Segment Start: SUPPLIED INFORMATION

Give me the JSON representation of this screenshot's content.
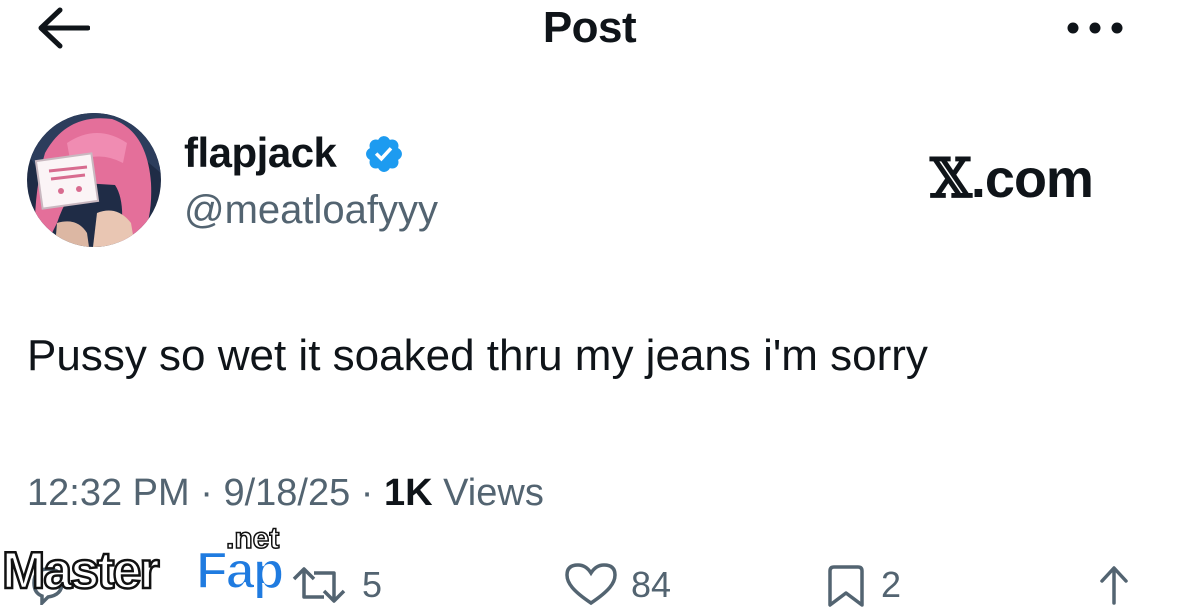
{
  "header": {
    "title": "Post"
  },
  "author": {
    "display_name": "flapjack",
    "handle": "@meatloafyyy"
  },
  "brand": {
    "x_logo": "𝕏",
    "domain_suffix": ".com"
  },
  "post": {
    "text": "Pussy so wet it soaked thru my jeans i'm sorry"
  },
  "meta": {
    "time": "12:32 PM",
    "sep1": " · ",
    "date": "9/18/25",
    "sep2": " · ",
    "views_count": "1K",
    "views_label": " Views"
  },
  "actions": {
    "reposts": "5",
    "likes": "84",
    "bookmarks": "2"
  },
  "watermark": {
    "master": "Master",
    "fap": "Fap",
    "tld": ".net"
  },
  "colors": {
    "text": "#0f1419",
    "muted": "#536471",
    "verified": "#1d9bf0",
    "watermark_blue": "#1f7be0"
  }
}
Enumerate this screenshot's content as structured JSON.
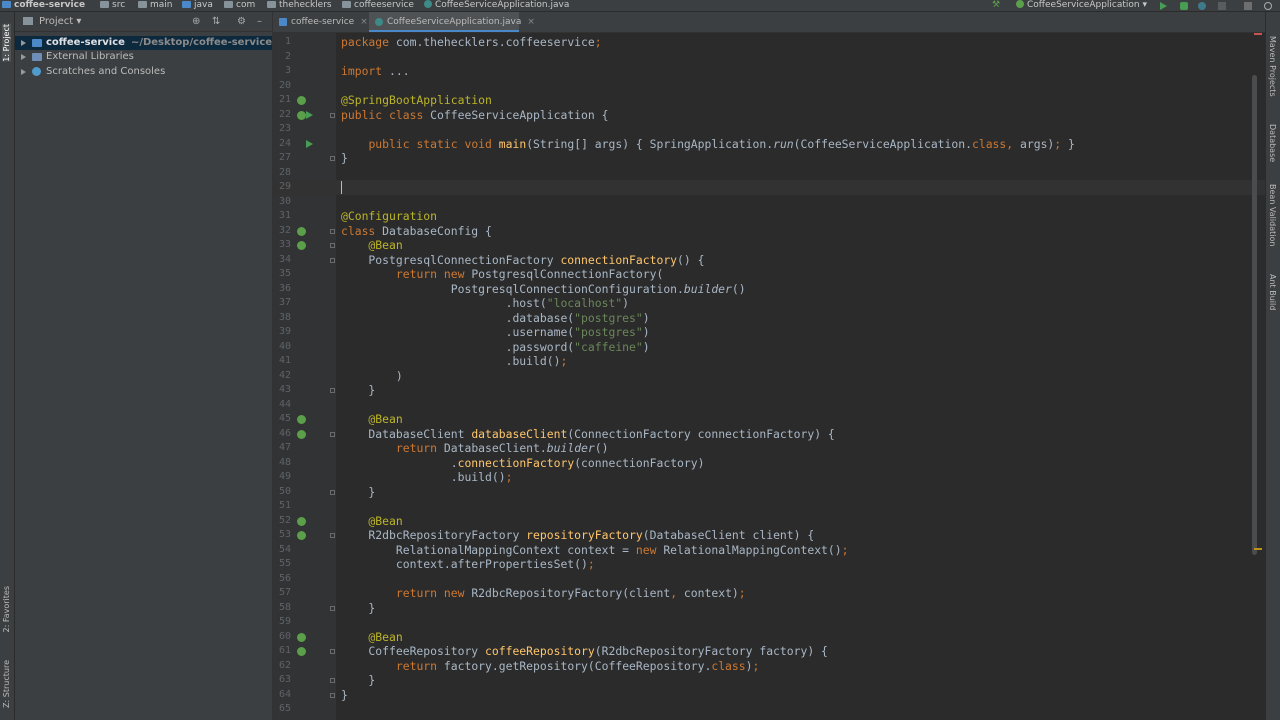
{
  "nav": {
    "crumbs": [
      "coffee-service",
      "src",
      "main",
      "java",
      "com",
      "thehecklers",
      "coffeeservice",
      "CoffeeServiceApplication.java"
    ],
    "run_config": "CoffeeServiceApplication"
  },
  "left_strip": {
    "project_label": "1: Project",
    "favorites_label": "2: Favorites",
    "structure_label": "Z: Structure"
  },
  "right_strip": {
    "labels": [
      "Maven Projects",
      "Database",
      "Bean Validation",
      "Ant Build"
    ]
  },
  "project_panel": {
    "title": "Project",
    "tree": [
      {
        "label": "coffee-service",
        "path": "~/Desktop/coffee-service"
      },
      {
        "label": "External Libraries"
      },
      {
        "label": "Scratches and Consoles"
      }
    ]
  },
  "tabs": [
    {
      "label": "coffee-service"
    },
    {
      "label": "CoffeeServiceApplication.java"
    }
  ],
  "colors": {
    "keyword": "#cc7832",
    "annotation": "#bbb529",
    "string": "#6a8759",
    "method": "#ffc66d",
    "text": "#a9b7c6",
    "selection": "#0d293e"
  },
  "editor": {
    "lines": [
      {
        "num": "1",
        "text": "package com.thehecklers.coffeeservice;"
      },
      {
        "num": "2",
        "text": ""
      },
      {
        "num": "3",
        "text": "import ..."
      },
      {
        "num": "20",
        "text": ""
      },
      {
        "num": "21",
        "text": "@SpringBootApplication"
      },
      {
        "num": "22",
        "text": "public class CoffeeServiceApplication {"
      },
      {
        "num": "23",
        "text": ""
      },
      {
        "num": "24",
        "text": "    public static void main(String[] args) { SpringApplication.run(CoffeeServiceApplication.class, args); }"
      },
      {
        "num": "27",
        "text": "}"
      },
      {
        "num": "28",
        "text": ""
      },
      {
        "num": "29",
        "text": ""
      },
      {
        "num": "30",
        "text": ""
      },
      {
        "num": "31",
        "text": "@Configuration"
      },
      {
        "num": "32",
        "text": "class DatabaseConfig {"
      },
      {
        "num": "33",
        "text": "    @Bean"
      },
      {
        "num": "34",
        "text": "    PostgresqlConnectionFactory connectionFactory() {"
      },
      {
        "num": "35",
        "text": "        return new PostgresqlConnectionFactory("
      },
      {
        "num": "36",
        "text": "                PostgresqlConnectionConfiguration.builder()"
      },
      {
        "num": "37",
        "text": "                        .host(\"localhost\")"
      },
      {
        "num": "38",
        "text": "                        .database(\"postgres\")"
      },
      {
        "num": "39",
        "text": "                        .username(\"postgres\")"
      },
      {
        "num": "40",
        "text": "                        .password(\"caffeine\")"
      },
      {
        "num": "41",
        "text": "                        .build();"
      },
      {
        "num": "42",
        "text": "        )"
      },
      {
        "num": "43",
        "text": "    }"
      },
      {
        "num": "44",
        "text": ""
      },
      {
        "num": "45",
        "text": "    @Bean"
      },
      {
        "num": "46",
        "text": "    DatabaseClient databaseClient(ConnectionFactory connectionFactory) {"
      },
      {
        "num": "47",
        "text": "        return DatabaseClient.builder()"
      },
      {
        "num": "48",
        "text": "                .connectionFactory(connectionFactory)"
      },
      {
        "num": "49",
        "text": "                .build();"
      },
      {
        "num": "50",
        "text": "    }"
      },
      {
        "num": "51",
        "text": ""
      },
      {
        "num": "52",
        "text": "    @Bean"
      },
      {
        "num": "53",
        "text": "    R2dbcRepositoryFactory repositoryFactory(DatabaseClient client) {"
      },
      {
        "num": "54",
        "text": "        RelationalMappingContext context = new RelationalMappingContext();"
      },
      {
        "num": "55",
        "text": "        context.afterPropertiesSet();"
      },
      {
        "num": "56",
        "text": ""
      },
      {
        "num": "57",
        "text": "        return new R2dbcRepositoryFactory(client, context);"
      },
      {
        "num": "58",
        "text": "    }"
      },
      {
        "num": "59",
        "text": ""
      },
      {
        "num": "60",
        "text": "    @Bean"
      },
      {
        "num": "61",
        "text": "    CoffeeRepository coffeeRepository(R2dbcRepositoryFactory factory) {"
      },
      {
        "num": "62",
        "text": "        return factory.getRepository(CoffeeRepository.class);"
      },
      {
        "num": "63",
        "text": "    }"
      },
      {
        "num": "64",
        "text": "}"
      },
      {
        "num": "65",
        "text": ""
      }
    ]
  }
}
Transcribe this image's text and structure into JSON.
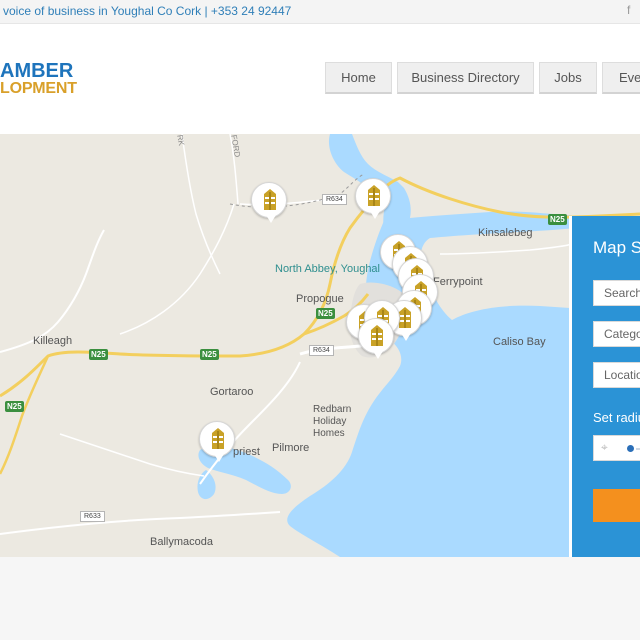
{
  "topbar": {
    "tagline": "voice of business in Youghal Co Cork | +353 24 92447",
    "facebook_glyph": "f"
  },
  "logo": {
    "line1": "AMBER",
    "line2": "LOPMENT"
  },
  "nav": {
    "items": [
      "Home",
      "Business Directory",
      "Jobs",
      "Eve"
    ]
  },
  "map": {
    "places": {
      "north_abbey": "North Abbey, Youghal",
      "ferrypoint": "Ferrypoint",
      "kinsalebeg": "Kinsalebeg",
      "propogue": "Propogue",
      "killeagh": "Killeagh",
      "gortaroo": "Gortaroo",
      "caliso_bay": "Caliso Bay",
      "redbarn": "Redbarn\nHoliday\nHomes",
      "pilmore": "Pilmore",
      "priest": "priest",
      "ballymacoda": "Ballymacoda",
      "road_rk": "RK",
      "road_ford": "FORD"
    },
    "roads": {
      "r634_top": "R634",
      "r634_mid": "R634",
      "r633": "R633",
      "n25_a": "N25",
      "n25_b": "N25",
      "n25_c": "N25",
      "n25_d": "N25",
      "n25_e": "N25"
    },
    "colors": {
      "land": "#ece9e1",
      "water": "#aadaff",
      "road_major": "#f7d36a",
      "road_minor": "#ffffff",
      "pin_icon": "#c9a227"
    }
  },
  "panel": {
    "title": "Map S",
    "search_placeholder": "Search",
    "category_placeholder": "Catego",
    "location_placeholder": "Location",
    "radius_label": "Set radiu",
    "accent": "#2b93d6",
    "button_color": "#f4901e"
  }
}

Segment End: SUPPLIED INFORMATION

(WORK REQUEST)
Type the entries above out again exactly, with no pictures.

(FINISHED EXERCISE)
Give me the JSON representation of this screenshot's content.
{
  "header": {
    "title": "Post"
  },
  "author": {
    "display_name": "flapjack",
    "handle": "@meatloafyyy"
  },
  "brand": {
    "x_logo": "𝕏",
    "domain_suffix": ".com"
  },
  "post": {
    "text": "Pussy so wet it soaked thru my jeans i'm sorry"
  },
  "meta": {
    "time": "12:32 PM",
    "sep1": " · ",
    "date": "9/18/25",
    "sep2": " · ",
    "views_count": "1K",
    "views_label": " Views"
  },
  "actions": {
    "reposts": "5",
    "likes": "84",
    "bookmarks": "2"
  },
  "watermark": {
    "master": "Master",
    "fap": "Fap",
    "tld": ".net"
  },
  "colors": {
    "text": "#0f1419",
    "muted": "#536471",
    "verified": "#1d9bf0",
    "watermark_blue": "#1f7be0"
  }
}
Enumerate this screenshot's content as structured JSON.
{
  "nav": {
    "crumbs": [
      "coffee-service",
      "src",
      "main",
      "java",
      "com",
      "thehecklers",
      "coffeeservice",
      "CoffeeServiceApplication.java"
    ],
    "run_config": "CoffeeServiceApplication"
  },
  "left_strip": {
    "project_label": "1: Project",
    "favorites_label": "2: Favorites",
    "structure_label": "Z: Structure"
  },
  "right_strip": {
    "labels": [
      "Maven Projects",
      "Database",
      "Bean Validation",
      "Ant Build"
    ]
  },
  "project_panel": {
    "title": "Project",
    "tree": [
      {
        "label": "coffee-service",
        "path": "~/Desktop/coffee-service"
      },
      {
        "label": "External Libraries"
      },
      {
        "label": "Scratches and Consoles"
      }
    ]
  },
  "tabs": [
    {
      "label": "coffee-service"
    },
    {
      "label": "CoffeeServiceApplication.java"
    }
  ],
  "colors": {
    "keyword": "#cc7832",
    "annotation": "#bbb529",
    "string": "#6a8759",
    "method": "#ffc66d",
    "text": "#a9b7c6",
    "selection": "#0d293e"
  },
  "editor": {
    "lines": [
      {
        "num": "1",
        "text": "package com.thehecklers.coffeeservice;"
      },
      {
        "num": "2",
        "text": ""
      },
      {
        "num": "3",
        "text": "import ..."
      },
      {
        "num": "20",
        "text": ""
      },
      {
        "num": "21",
        "text": "@SpringBootApplication"
      },
      {
        "num": "22",
        "text": "public class CoffeeServiceApplication {"
      },
      {
        "num": "23",
        "text": ""
      },
      {
        "num": "24",
        "text": "    public static void main(String[] args) { SpringApplication.run(CoffeeServiceApplication.class, args); }"
      },
      {
        "num": "27",
        "text": "}"
      },
      {
        "num": "28",
        "text": ""
      },
      {
        "num": "29",
        "text": ""
      },
      {
        "num": "30",
        "text": ""
      },
      {
        "num": "31",
        "text": "@Configuration"
      },
      {
        "num": "32",
        "text": "class DatabaseConfig {"
      },
      {
        "num": "33",
        "text": "    @Bean"
      },
      {
        "num": "34",
        "text": "    PostgresqlConnectionFactory connectionFactory() {"
      },
      {
        "num": "35",
        "text": "        return new PostgresqlConnectionFactory("
      },
      {
        "num": "36",
        "text": "                PostgresqlConnectionConfiguration.builder()"
      },
      {
        "num": "37",
        "text": "                        .host(\"localhost\")"
      },
      {
        "num": "38",
        "text": "                        .database(\"postgres\")"
      },
      {
        "num": "39",
        "text": "                        .username(\"postgres\")"
      },
      {
        "num": "40",
        "text": "                        .password(\"caffeine\")"
      },
      {
        "num": "41",
        "text": "                        .build();"
      },
      {
        "num": "42",
        "text": "        )"
      },
      {
        "num": "43",
        "text": "    }"
      },
      {
        "num": "44",
        "text": ""
      },
      {
        "num": "45",
        "text": "    @Bean"
      },
      {
        "num": "46",
        "text": "    DatabaseClient databaseClient(ConnectionFactory connectionFactory) {"
      },
      {
        "num": "47",
        "text": "        return DatabaseClient.builder()"
      },
      {
        "num": "48",
        "text": "                .connectionFactory(connectionFactory)"
      },
      {
        "num": "49",
        "text": "                .build();"
      },
      {
        "num": "50",
        "text": "    }"
      },
      {
        "num": "51",
        "text": ""
      },
      {
        "num": "52",
        "text": "    @Bean"
      },
      {
        "num": "53",
        "text": "    R2dbcRepositoryFactory repositoryFactory(DatabaseClient client) {"
      },
      {
        "num": "54",
        "text": "        RelationalMappingContext context = new RelationalMappingContext();"
      },
      {
        "num": "55",
        "text": "        context.afterPropertiesSet();"
      },
      {
        "num": "56",
        "text": ""
      },
      {
        "num": "57",
        "text": "        return new R2dbcRepositoryFactory(client, context);"
      },
      {
        "num": "58",
        "text": "    }"
      },
      {
        "num": "59",
        "text": ""
      },
      {
        "num": "60",
        "text": "    @Bean"
      },
      {
        "num": "61",
        "text": "    CoffeeRepository coffeeRepository(R2dbcRepositoryFactory factory) {"
      },
      {
        "num": "62",
        "text": "        return factory.getRepository(CoffeeRepository.class);"
      },
      {
        "num": "63",
        "text": "    }"
      },
      {
        "num": "64",
        "text": "}"
      },
      {
        "num": "65",
        "text": ""
      }
    ]
  }
}
Transcribe this image's text and structure into JSON.
{
  "topbar": {
    "tagline": "voice of business in Youghal Co Cork | +353 24 92447",
    "facebook_glyph": "f"
  },
  "logo": {
    "line1": "AMBER",
    "line2": "LOPMENT"
  },
  "nav": {
    "items": [
      "Home",
      "Business Directory",
      "Jobs",
      "Eve"
    ]
  },
  "map": {
    "places": {
      "north_abbey": "North Abbey, Youghal",
      "ferrypoint": "Ferrypoint",
      "kinsalebeg": "Kinsalebeg",
      "propogue": "Propogue",
      "killeagh": "Killeagh",
      "gortaroo": "Gortaroo",
      "caliso_bay": "Caliso Bay",
      "redbarn": "Redbarn\nHoliday\nHomes",
      "pilmore": "Pilmore",
      "priest": "priest",
      "ballymacoda": "Ballymacoda",
      "road_rk": "RK",
      "road_ford": "FORD"
    },
    "roads": {
      "r634_top": "R634",
      "r634_mid": "R634",
      "r633": "R633",
      "n25_a": "N25",
      "n25_b": "N25",
      "n25_c": "N25",
      "n25_d": "N25",
      "n25_e": "N25"
    },
    "colors": {
      "land": "#ece9e1",
      "water": "#aadaff",
      "road_major": "#f7d36a",
      "road_minor": "#ffffff",
      "pin_icon": "#c9a227"
    }
  },
  "panel": {
    "title": "Map S",
    "search_placeholder": "Search",
    "category_placeholder": "Catego",
    "location_placeholder": "Location",
    "radius_label": "Set radiu",
    "accent": "#2b93d6",
    "button_color": "#f4901e"
  }
}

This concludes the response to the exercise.